= Exercise description =
Copy out the entries exactly, and wherever a picture appears, leave it out.

-- Dataset extract follows --

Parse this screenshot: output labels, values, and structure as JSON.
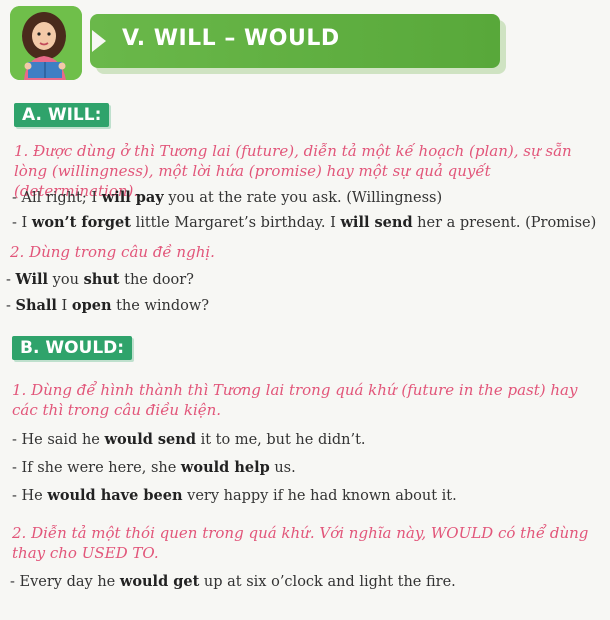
{
  "header": {
    "title": "V. WILL – WOULD"
  },
  "sectionA": {
    "label": "A. WILL:",
    "rule1": "1. Được dùng ở thì Tương lai (future), diễn tả một kế hoạch (plan), sự sẵn lòng (willingness), một lời hứa (promise) hay một sự quả quyết (determination).",
    "examples1": [
      {
        "pre": "- All right; I ",
        "bold": "will pay",
        "post": " you at the rate you ask. (Willingness)"
      },
      {
        "pre": "- I ",
        "bold": "won’t forget",
        "mid": " little Margaret’s birthday. I ",
        "bold2": "will send",
        "post": " her a present. (Promise)"
      }
    ],
    "rule2": "2. Dùng trong câu đề nghị.",
    "examples2": [
      {
        "pre": "- ",
        "bold": "Will",
        "mid": " you ",
        "bold2": "shut",
        "post": " the door?"
      },
      {
        "pre": "- ",
        "bold": "Shall",
        "mid": " I ",
        "bold2": "open",
        "post": " the window?"
      }
    ]
  },
  "sectionB": {
    "label": "B. WOULD:",
    "rule1": "1. Dùng để hình thành thì Tương lai trong quá khứ (future in the past) hay các thì trong câu điều kiện.",
    "examples1": [
      {
        "pre": "- He said he ",
        "bold": "would send",
        "post": " it to me, but he didn’t."
      },
      {
        "pre": "- If she were here, she ",
        "bold": "would help",
        "post": " us."
      },
      {
        "pre": "- He ",
        "bold": "would have been",
        "post": " very happy if he had known about it."
      }
    ],
    "rule2": "2. Diễn tả một thói quen trong quá khứ. Với nghĩa này, WOULD có thể dùng thay cho USED TO.",
    "examples2": [
      {
        "pre": "- Every day he ",
        "bold": "would get",
        "post": " up at six o’clock and light the fire."
      }
    ]
  }
}
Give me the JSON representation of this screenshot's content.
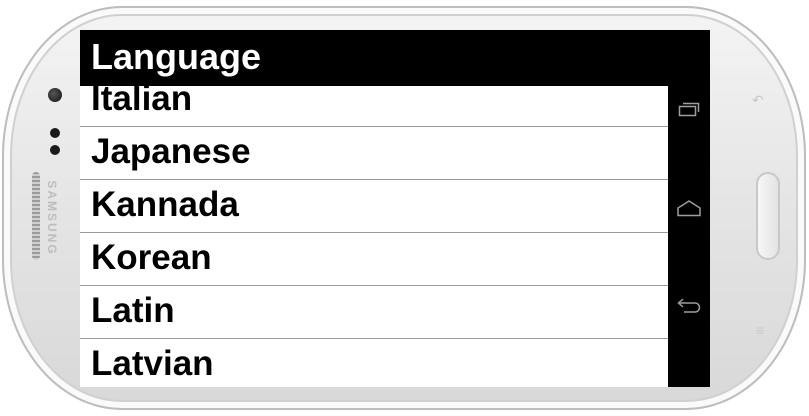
{
  "device": {
    "brand": "SAMSUNG"
  },
  "app": {
    "title": "Language",
    "items": [
      {
        "label": "Italian"
      },
      {
        "label": "Japanese"
      },
      {
        "label": "Kannada"
      },
      {
        "label": "Korean"
      },
      {
        "label": "Latin"
      },
      {
        "label": "Latvian"
      }
    ]
  },
  "nav": {
    "recents_icon": "recent-apps-icon",
    "home_icon": "home-icon",
    "back_icon": "back-icon"
  },
  "colors": {
    "screen_bg": "#000000",
    "list_bg": "#ffffff",
    "divider": "#9a9a9a",
    "nav_icon": "#9e9e9e"
  }
}
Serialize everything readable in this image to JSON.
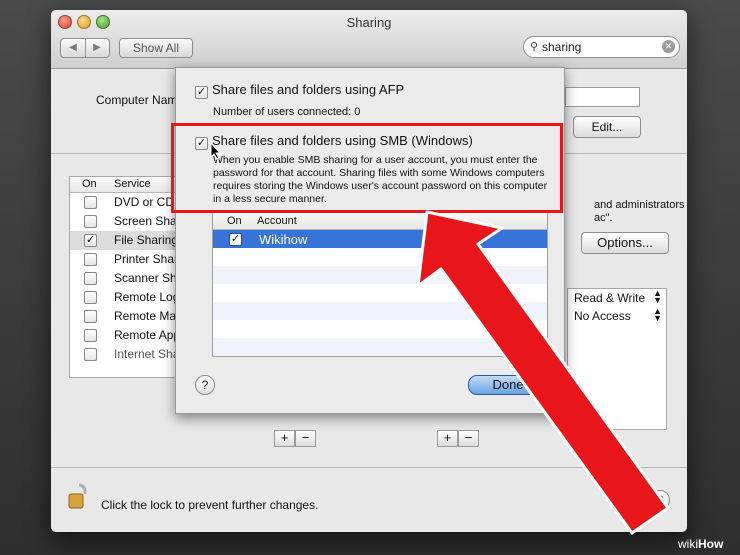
{
  "window": {
    "title": "Sharing",
    "nav_back": "◀",
    "nav_forward": "▶",
    "show_all": "Show All",
    "search_value": "sharing"
  },
  "computer_name": {
    "label": "Computer Name",
    "edit_label": "Edit..."
  },
  "services": {
    "col_on": "On",
    "col_service": "Service",
    "items": [
      {
        "label": "DVD or CD",
        "checked": false
      },
      {
        "label": "Screen Sharing",
        "checked": false
      },
      {
        "label": "File Sharing",
        "checked": true
      },
      {
        "label": "Printer Sharing",
        "checked": false
      },
      {
        "label": "Scanner Sharing",
        "checked": false
      },
      {
        "label": "Remote Login",
        "checked": false
      },
      {
        "label": "Remote Management",
        "checked": false
      },
      {
        "label": "Remote Apple Events",
        "checked": false
      },
      {
        "label": "Internet Sharing",
        "checked": false
      }
    ]
  },
  "right_panel": {
    "text_line1": "and administrators",
    "text_line2": "ac\".",
    "options_label": "Options...",
    "permissions": [
      "Read & Write",
      "No Access"
    ]
  },
  "plus_minus": {
    "plus": "+",
    "minus": "−"
  },
  "lock_text": "Click the lock to prevent further changes.",
  "help_label": "?",
  "sheet": {
    "afp_label": "Share files and folders using AFP",
    "afp_users": "Number of users connected: 0",
    "smb_label": "Share files and folders using SMB (Windows)",
    "smb_desc": "When you enable SMB sharing for a user account, you must enter the password for that account. Sharing files with some Windows computers requires storing the Windows user's account password on this computer in a less secure manner.",
    "table_col_on": "On",
    "table_col_account": "Account",
    "accounts": [
      {
        "name": "Wikihow",
        "checked": true
      }
    ],
    "done_label": "Done"
  },
  "watermark": {
    "prefix": "wiki",
    "suffix": "How"
  },
  "colors": {
    "highlight": "#e8151b",
    "selection": "#3874d7"
  }
}
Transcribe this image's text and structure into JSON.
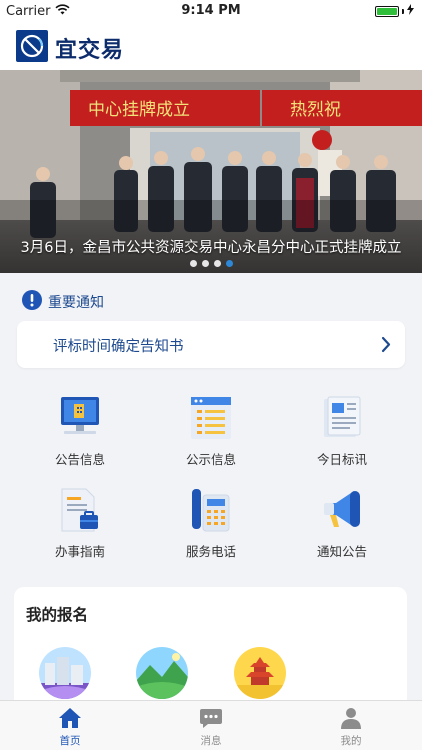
{
  "status_bar": {
    "carrier": "Carrier",
    "time": "9:14 PM",
    "battery_percent": 100
  },
  "header": {
    "app_name": "宜交易",
    "logo_icon": "app-logo"
  },
  "banner": {
    "caption": "3月6日，金昌市公共资源交易中心永昌分中心正式挂牌成立",
    "sign_left": "中心挂牌成立",
    "sign_right": "热烈祝",
    "slide_count": 4,
    "active_slide": 4
  },
  "notice": {
    "section_title": "重要通知",
    "item_text": "评标时间确定告知书"
  },
  "features": [
    {
      "label": "公告信息",
      "icon": "monitor-icon"
    },
    {
      "label": "公示信息",
      "icon": "list-board-icon"
    },
    {
      "label": "今日标讯",
      "icon": "newspaper-icon"
    },
    {
      "label": "办事指南",
      "icon": "guide-document-icon"
    },
    {
      "label": "服务电话",
      "icon": "telephone-icon"
    },
    {
      "label": "通知公告",
      "icon": "megaphone-icon"
    }
  ],
  "signup": {
    "title": "我的报名"
  },
  "tabbar": {
    "tabs": [
      {
        "label": "首页",
        "icon": "home-icon",
        "active": true
      },
      {
        "label": "消息",
        "icon": "message-icon",
        "active": false
      },
      {
        "label": "我的",
        "icon": "profile-icon",
        "active": false
      }
    ]
  },
  "colors": {
    "primary": "#1d4a8f",
    "tab_active": "#1f56b5",
    "tab_inactive": "#8c8c8c",
    "background": "#f2f3f7"
  }
}
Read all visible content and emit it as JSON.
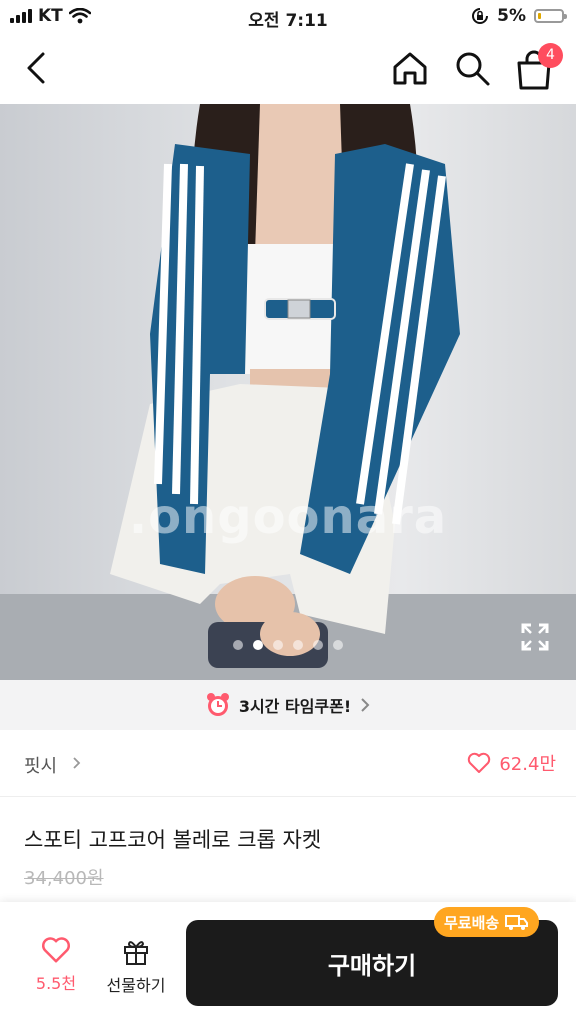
{
  "status_bar": {
    "carrier": "KT",
    "time": "오전 7:11",
    "battery": "5%"
  },
  "nav": {
    "cart_count": "4"
  },
  "hero": {
    "watermark": ".ongoonara",
    "total_images": 6,
    "active_index": 1
  },
  "coupon": {
    "label": "3시간 타임쿠폰!"
  },
  "store": {
    "name": "핏시",
    "likes": "62.4만"
  },
  "product": {
    "title": "스포티 고프코어 볼레로 크롭 자켓",
    "original_price": "34,400원"
  },
  "bottom_bar": {
    "like_count": "5.5천",
    "gift_label": "선물하기",
    "buy_label": "구매하기",
    "free_shipping_label": "무료배송"
  },
  "colors": {
    "accent_pink": "#ff5a6e",
    "badge_red": "#ff4d5e",
    "free_ship_orange": "#ffa620",
    "buy_button": "#1b1b1b"
  },
  "icons": [
    "signal-icon",
    "wifi-icon",
    "lock-rotation-icon",
    "battery-icon",
    "back-icon",
    "home-icon",
    "search-icon",
    "cart-icon",
    "expand-icon",
    "alarm-clock-icon",
    "chevron-right-icon",
    "heart-icon",
    "gift-icon",
    "truck-icon"
  ]
}
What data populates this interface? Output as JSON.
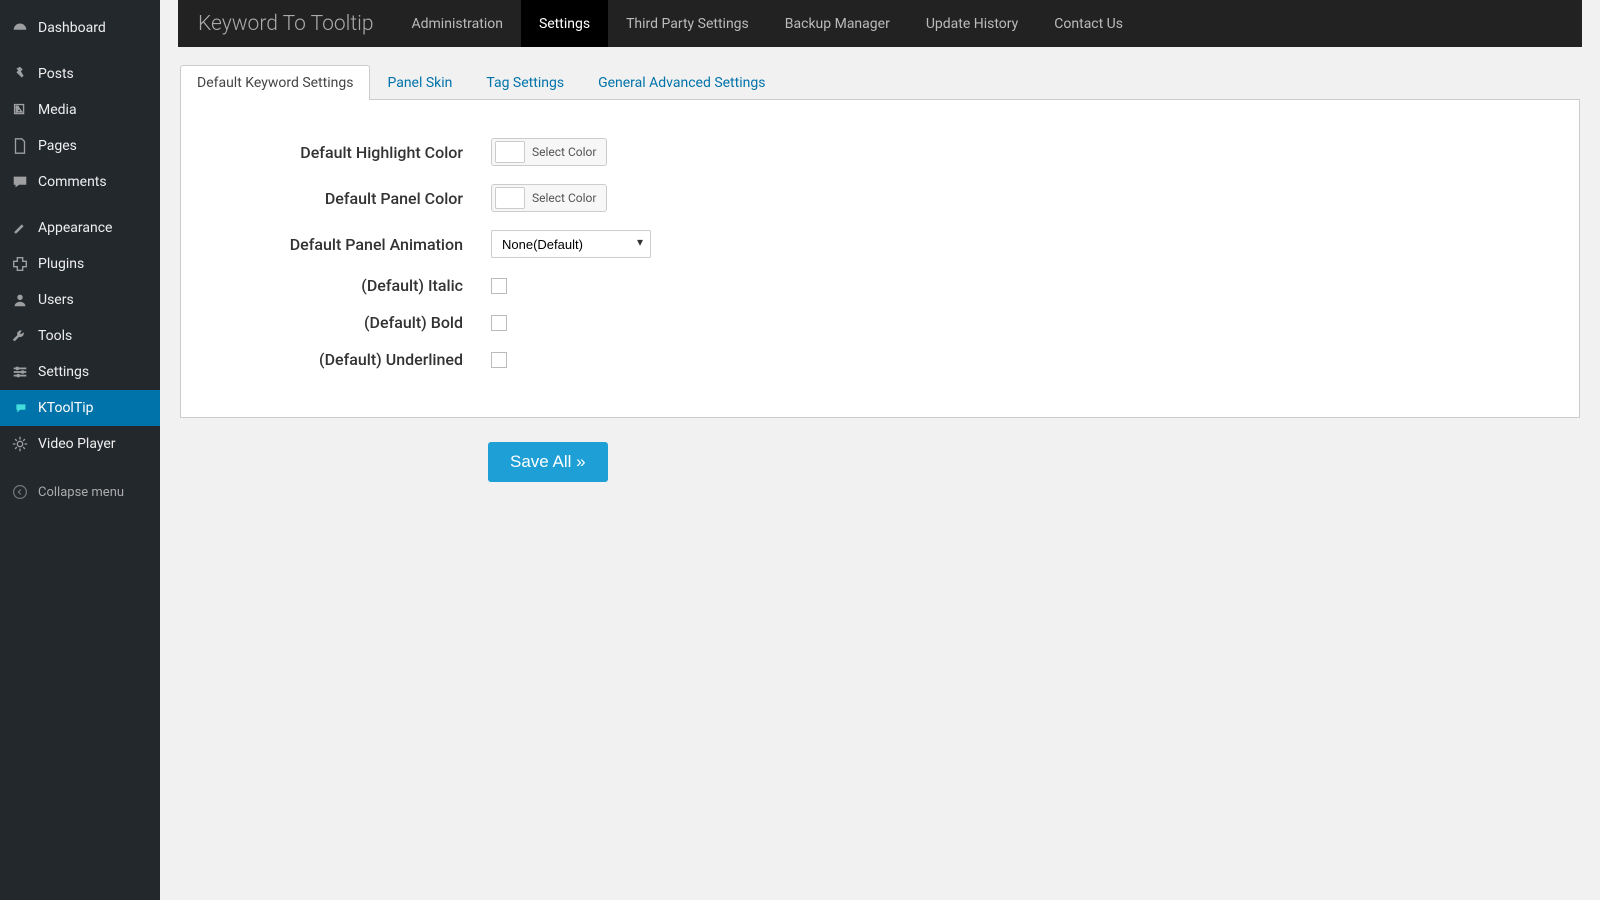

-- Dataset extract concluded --

= Output =
Parse this screenshot: output labels, values, and structure as JSON.
{
  "header": {
    "title": "V. WILL – WOULD"
  },
  "sectionA": {
    "label": "A. WILL:",
    "rule1": "1. Được dùng ở thì Tương lai (future), diễn tả một kế hoạch (plan), sự sẵn lòng (willingness), một lời hứa (promise) hay một sự quả quyết (determination).",
    "examples1": [
      {
        "pre": "- All right; I ",
        "bold": "will pay",
        "post": " you at the rate you ask. (Willingness)"
      },
      {
        "pre": "- I ",
        "bold": "won’t forget",
        "mid": " little Margaret’s birthday. I ",
        "bold2": "will send",
        "post": " her a present. (Promise)"
      }
    ],
    "rule2": "2. Dùng trong câu đề nghị.",
    "examples2": [
      {
        "pre": "- ",
        "bold": "Will",
        "mid": " you ",
        "bold2": "shut",
        "post": " the door?"
      },
      {
        "pre": "- ",
        "bold": "Shall",
        "mid": " I ",
        "bold2": "open",
        "post": " the window?"
      }
    ]
  },
  "sectionB": {
    "label": "B. WOULD:",
    "rule1": "1. Dùng để hình thành thì Tương lai trong quá khứ (future in the past) hay các thì trong câu điều kiện.",
    "examples1": [
      {
        "pre": "- He said he ",
        "bold": "would send",
        "post": " it to me, but he didn’t."
      },
      {
        "pre": "- If she were here, she ",
        "bold": "would help",
        "post": " us."
      },
      {
        "pre": "- He ",
        "bold": "would have been",
        "post": " very happy if he had known about it."
      }
    ],
    "rule2": "2. Diễn tả một thói quen trong quá khứ. Với nghĩa này, WOULD có thể dùng thay cho USED TO.",
    "examples2": [
      {
        "pre": "- Every day he ",
        "bold": "would get",
        "post": " up at six o’clock and light the fire."
      }
    ]
  }
}
Give me the JSON representation of this screenshot's content.
{
  "device": {
    "brand": "SAMSUNG"
  },
  "app": {
    "title": "Language",
    "items": [
      {
        "label": "Italian"
      },
      {
        "label": "Japanese"
      },
      {
        "label": "Kannada"
      },
      {
        "label": "Korean"
      },
      {
        "label": "Latin"
      },
      {
        "label": "Latvian"
      }
    ]
  },
  "nav": {
    "recents_icon": "recent-apps-icon",
    "home_icon": "home-icon",
    "back_icon": "back-icon"
  },
  "colors": {
    "screen_bg": "#000000",
    "list_bg": "#ffffff",
    "divider": "#9a9a9a",
    "nav_icon": "#9e9e9e"
  }
}
Serialize everything readable in this image to JSON.
{
  "window": {
    "title": "Sharing",
    "nav_back": "◀",
    "nav_forward": "▶",
    "show_all": "Show All",
    "search_value": "sharing"
  },
  "computer_name": {
    "label": "Computer Name",
    "edit_label": "Edit..."
  },
  "services": {
    "col_on": "On",
    "col_service": "Service",
    "items": [
      {
        "label": "DVD or CD",
        "checked": false
      },
      {
        "label": "Screen Sharing",
        "checked": false
      },
      {
        "label": "File Sharing",
        "checked": true
      },
      {
        "label": "Printer Sharing",
        "checked": false
      },
      {
        "label": "Scanner Sharing",
        "checked": false
      },
      {
        "label": "Remote Login",
        "checked": false
      },
      {
        "label": "Remote Management",
        "checked": false
      },
      {
        "label": "Remote Apple Events",
        "checked": false
      },
      {
        "label": "Internet Sharing",
        "checked": false
      }
    ]
  },
  "right_panel": {
    "text_line1": "and administrators",
    "text_line2": "ac\".",
    "options_label": "Options...",
    "permissions": [
      "Read & Write",
      "No Access"
    ]
  },
  "plus_minus": {
    "plus": "+",
    "minus": "−"
  },
  "lock_text": "Click the lock to prevent further changes.",
  "help_label": "?",
  "sheet": {
    "afp_label": "Share files and folders using AFP",
    "afp_users": "Number of users connected: 0",
    "smb_label": "Share files and folders using SMB (Windows)",
    "smb_desc": "When you enable SMB sharing for a user account, you must enter the password for that account. Sharing files with some Windows computers requires storing the Windows user's account password on this computer in a less secure manner.",
    "table_col_on": "On",
    "table_col_account": "Account",
    "accounts": [
      {
        "name": "Wikihow",
        "checked": true
      }
    ],
    "done_label": "Done"
  },
  "watermark": {
    "prefix": "wiki",
    "suffix": "How"
  },
  "colors": {
    "highlight": "#e8151b",
    "selection": "#3874d7"
  }
}
Transcribe this image's text and structure into JSON.
{
  "status_bar": {
    "carrier": "Carrier",
    "time": "9:14 PM",
    "battery_percent": 100
  },
  "header": {
    "app_name": "宜交易",
    "logo_icon": "app-logo"
  },
  "banner": {
    "caption": "3月6日，金昌市公共资源交易中心永昌分中心正式挂牌成立",
    "sign_left": "中心挂牌成立",
    "sign_right": "热烈祝",
    "slide_count": 4,
    "active_slide": 4
  },
  "notice": {
    "section_title": "重要通知",
    "item_text": "评标时间确定告知书"
  },
  "features": [
    {
      "label": "公告信息",
      "icon": "monitor-icon"
    },
    {
      "label": "公示信息",
      "icon": "list-board-icon"
    },
    {
      "label": "今日标讯",
      "icon": "newspaper-icon"
    },
    {
      "label": "办事指南",
      "icon": "guide-document-icon"
    },
    {
      "label": "服务电话",
      "icon": "telephone-icon"
    },
    {
      "label": "通知公告",
      "icon": "megaphone-icon"
    }
  ],
  "signup": {
    "title": "我的报名"
  },
  "tabbar": {
    "tabs": [
      {
        "label": "首页",
        "icon": "home-icon",
        "active": true
      },
      {
        "label": "消息",
        "icon": "message-icon",
        "active": false
      },
      {
        "label": "我的",
        "icon": "profile-icon",
        "active": false
      }
    ]
  },
  "colors": {
    "primary": "#1d4a8f",
    "tab_active": "#1f56b5",
    "tab_inactive": "#8c8c8c",
    "background": "#f2f3f7"
  }
}
Read all visible content and emit it as JSON.
{
  "status_bar": {
    "carrier": "KT",
    "time": "오전 7:11",
    "battery": "5%"
  },
  "nav": {
    "cart_count": "4"
  },
  "hero": {
    "watermark": ".ongoonara",
    "total_images": 6,
    "active_index": 1
  },
  "coupon": {
    "label": "3시간 타임쿠폰!"
  },
  "store": {
    "name": "핏시",
    "likes": "62.4만"
  },
  "product": {
    "title": "스포티 고프코어 볼레로 크롭 자켓",
    "original_price": "34,400원"
  },
  "bottom_bar": {
    "like_count": "5.5천",
    "gift_label": "선물하기",
    "buy_label": "구매하기",
    "free_shipping_label": "무료배송"
  },
  "colors": {
    "accent_pink": "#ff5a6e",
    "badge_red": "#ff4d5e",
    "free_ship_orange": "#ffa620",
    "buy_button": "#1b1b1b"
  },
  "icons": [
    "signal-icon",
    "wifi-icon",
    "lock-rotation-icon",
    "battery-icon",
    "back-icon",
    "home-icon",
    "search-icon",
    "cart-icon",
    "expand-icon",
    "alarm-clock-icon",
    "chevron-right-icon",
    "heart-icon",
    "gift-icon",
    "truck-icon"
  ]
}
What data populates this interface? Output as JSON.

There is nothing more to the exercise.